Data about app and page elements
────────────────────

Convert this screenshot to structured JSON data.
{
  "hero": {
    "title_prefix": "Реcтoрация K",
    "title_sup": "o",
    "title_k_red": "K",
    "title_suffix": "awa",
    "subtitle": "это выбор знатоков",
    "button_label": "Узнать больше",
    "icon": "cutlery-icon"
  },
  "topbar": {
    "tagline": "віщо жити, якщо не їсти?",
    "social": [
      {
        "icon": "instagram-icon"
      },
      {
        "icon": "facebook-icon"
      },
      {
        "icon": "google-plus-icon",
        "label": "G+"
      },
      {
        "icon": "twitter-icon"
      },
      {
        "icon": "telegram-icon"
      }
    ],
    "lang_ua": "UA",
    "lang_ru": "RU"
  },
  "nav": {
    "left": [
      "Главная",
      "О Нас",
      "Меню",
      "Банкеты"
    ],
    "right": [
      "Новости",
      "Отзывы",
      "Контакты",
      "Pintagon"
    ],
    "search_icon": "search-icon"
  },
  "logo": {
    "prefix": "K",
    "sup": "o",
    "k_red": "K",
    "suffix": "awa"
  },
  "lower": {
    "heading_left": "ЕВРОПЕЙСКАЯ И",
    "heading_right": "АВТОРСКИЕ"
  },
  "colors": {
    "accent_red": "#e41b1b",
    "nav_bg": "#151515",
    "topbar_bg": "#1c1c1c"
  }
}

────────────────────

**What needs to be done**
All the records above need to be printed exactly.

**Problem solution**
Convert this screenshot to structured JSON data.
{
  "hero": {
    "title_prefix": "Реcтoрация K",
    "title_sup": "o",
    "title_k_red": "K",
    "title_suffix": "awa",
    "subtitle": "это выбор знатоков",
    "button_label": "Узнать больше",
    "icon": "cutlery-icon"
  },
  "topbar": {
    "tagline": "віщо жити, якщо не їсти?",
    "social": [
      {
        "icon": "instagram-icon"
      },
      {
        "icon": "facebook-icon"
      },
      {
        "icon": "google-plus-icon",
        "label": "G+"
      },
      {
        "icon": "twitter-icon"
      },
      {
        "icon": "telegram-icon"
      }
    ],
    "lang_ua": "UA",
    "lang_ru": "RU"
  },
  "nav": {
    "left": [
      "Главная",
      "О Нас",
      "Меню",
      "Банкеты"
    ],
    "right": [
      "Новости",
      "Отзывы",
      "Контакты",
      "Pintagon"
    ],
    "search_icon": "search-icon"
  },
  "logo": {
    "prefix": "K",
    "sup": "o",
    "k_red": "K",
    "suffix": "awa"
  },
  "lower": {
    "heading_left": "ЕВРОПЕЙСКАЯ И",
    "heading_right": "АВТОРСКИЕ"
  },
  "colors": {
    "accent_red": "#e41b1b",
    "nav_bg": "#151515",
    "topbar_bg": "#1c1c1c"
  }
}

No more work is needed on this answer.